The Wall Street Journal reports:
To sell smartphones at major U.S. carriers, phone makers are required to test phone batteries at one of the 28 labs certified by the U.S. wireless industry’s trade group, the CTIA, to ensure compliance with standards set by the Institute of Electrical and Electronics Engineers.
Samsung is the only such manufacturer using in-house battery-testing facilities for CTIA certification, according to the association.
This is to pinpoint whether the batteries will function properly while being charged or used for phone calls as during these activities. On top of that, the batteries are put in high temperature situations to simulate summer conditions and to discover potential overheating and combustion hazards. Before this, Microsoft and Lenovo operated their own facilities for CTIA certification, but both facilities have been closed down.
The information has been confirmed by a Samsung spokesperson as well, who also said that internal testing labs did not show any issues in the original and replacement Galaxy Note 7 phones, which is a bit unusual considering the fact that the handset maker announced back in September that there’s a problem inside the Note 7’s battery.

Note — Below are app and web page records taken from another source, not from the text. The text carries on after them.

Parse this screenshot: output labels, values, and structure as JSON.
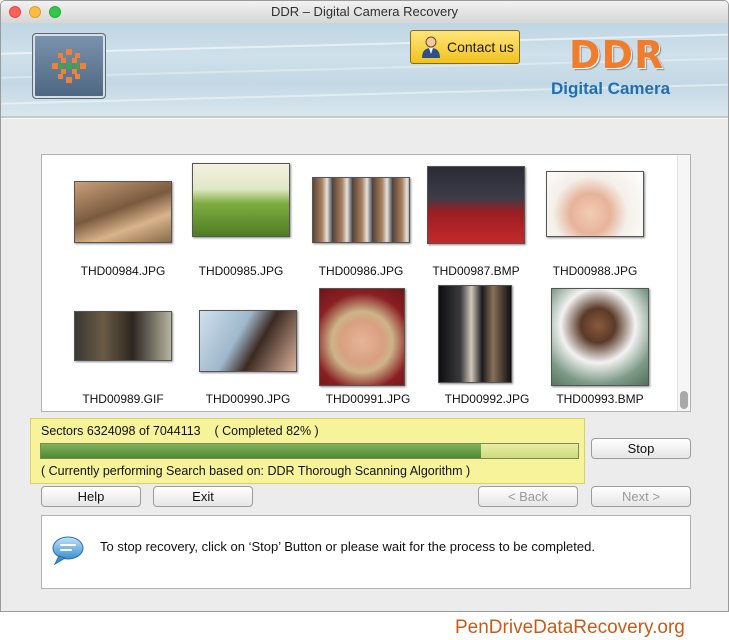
{
  "window": {
    "title": "DDR – Digital Camera Recovery"
  },
  "header": {
    "contact_label": "Contact us",
    "brand_name": "DDR",
    "brand_subtitle": "Digital Camera",
    "brand_color": "#ef7d2b",
    "subtitle_color": "#1f6fae"
  },
  "thumbnails": [
    {
      "name": "THD00984.JPG",
      "icon": "photo-woman-seated"
    },
    {
      "name": "THD00985.JPG",
      "icon": "photo-dog-on-grass"
    },
    {
      "name": "THD00986.JPG",
      "icon": "photo-group"
    },
    {
      "name": "THD00987.BMP",
      "icon": "photo-red-carpet"
    },
    {
      "name": "THD00988.JPG",
      "icon": "photo-baby-in-hat"
    },
    {
      "name": "THD00989.GIF",
      "icon": "photo-man-in-suit"
    },
    {
      "name": "THD00990.JPG",
      "icon": "photo-woman-smiling"
    },
    {
      "name": "THD00991.JPG",
      "icon": "photo-woman-portrait"
    },
    {
      "name": "THD00992.JPG",
      "icon": "photo-couple-night"
    },
    {
      "name": "THD00993.BMP",
      "icon": "photo-man-sunglasses"
    }
  ],
  "progress": {
    "sectors_text": "Sectors 6324098 of 7044113    ( Completed 82% )",
    "percent": 82,
    "algorithm_text": "( Currently performing Search based on: DDR Thorough Scanning Algorithm )"
  },
  "buttons": {
    "stop": "Stop",
    "help": "Help",
    "exit": "Exit",
    "back": "< Back",
    "next": "Next >"
  },
  "message": {
    "text": "To stop recovery, click on ‘Stop’ Button or please wait for the process to be completed."
  },
  "footer": {
    "link": "PenDriveDataRecovery.org"
  }
}
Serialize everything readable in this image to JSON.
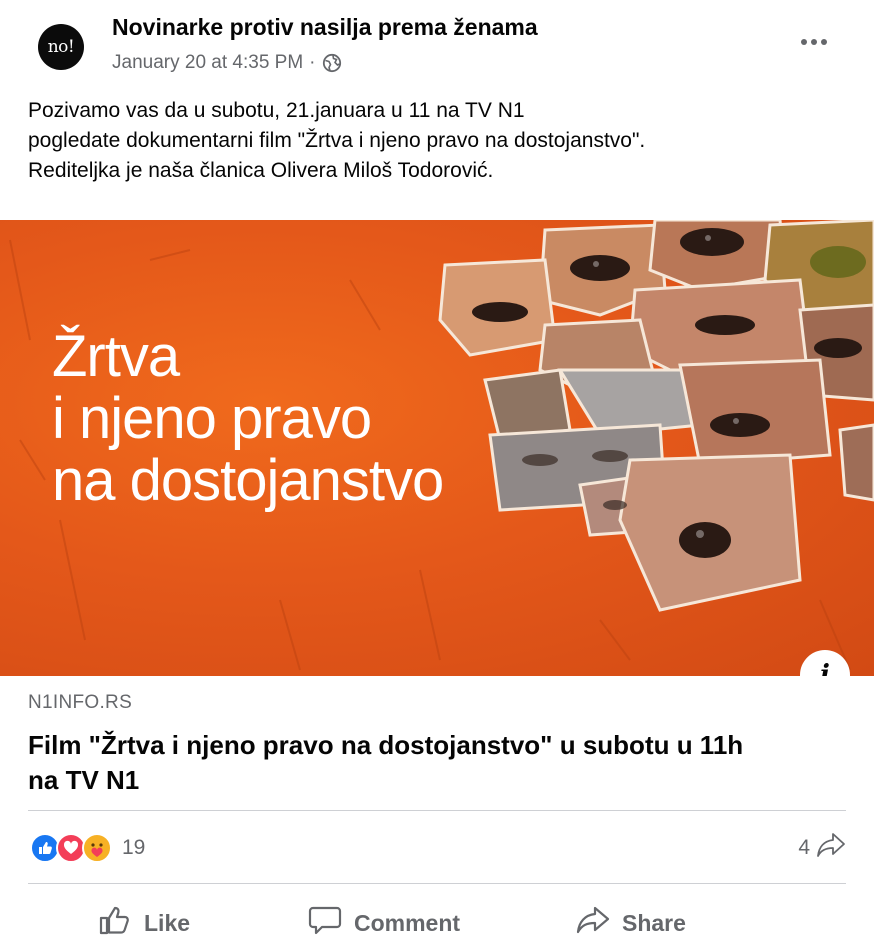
{
  "post": {
    "avatar_text": "no!",
    "page_name": "Novinarke protiv nasilja prema ženama",
    "timestamp": "January 20 at 4:35 PM",
    "separator": "·",
    "audience_icon": "globe-icon",
    "more_icon": "more-options-icon",
    "text_lines": [
      "Pozivamo vas da u subotu, 21.januara u 11 na TV N1",
      "pogledate dokumentarni film \"Žrtva i njeno pravo na dostojanstvo\".",
      "Rediteljka je naša članica Olivera Miloš Todorović."
    ]
  },
  "link_preview": {
    "image_title_lines": [
      "Žrtva",
      "i njeno pravo",
      "na dostojanstvo"
    ],
    "info_label": "i",
    "domain": "N1INFO.RS",
    "title_lines": [
      "Film \"Žrtva i njeno pravo na dostojanstvo\" u subotu u 11h",
      "na TV N1"
    ]
  },
  "engagement": {
    "reaction_icons": [
      "like-reaction-icon",
      "love-reaction-icon",
      "care-reaction-icon"
    ],
    "reaction_count": "19",
    "share_count": "4",
    "share_count_icon": "share-arrow-icon"
  },
  "actions": {
    "like_label": "Like",
    "comment_label": "Comment",
    "share_label": "Share"
  },
  "colors": {
    "image_background": "#e4581a",
    "secondary_text": "#65676b",
    "like_blue": "#1877f2",
    "love_red": "#f33e58",
    "care_yellow": "#f7b125"
  }
}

The company is currently investigating the cause of the Galaxy Note 7 fires, and it is yet to share an official explanation.
Source : Wall Street Journal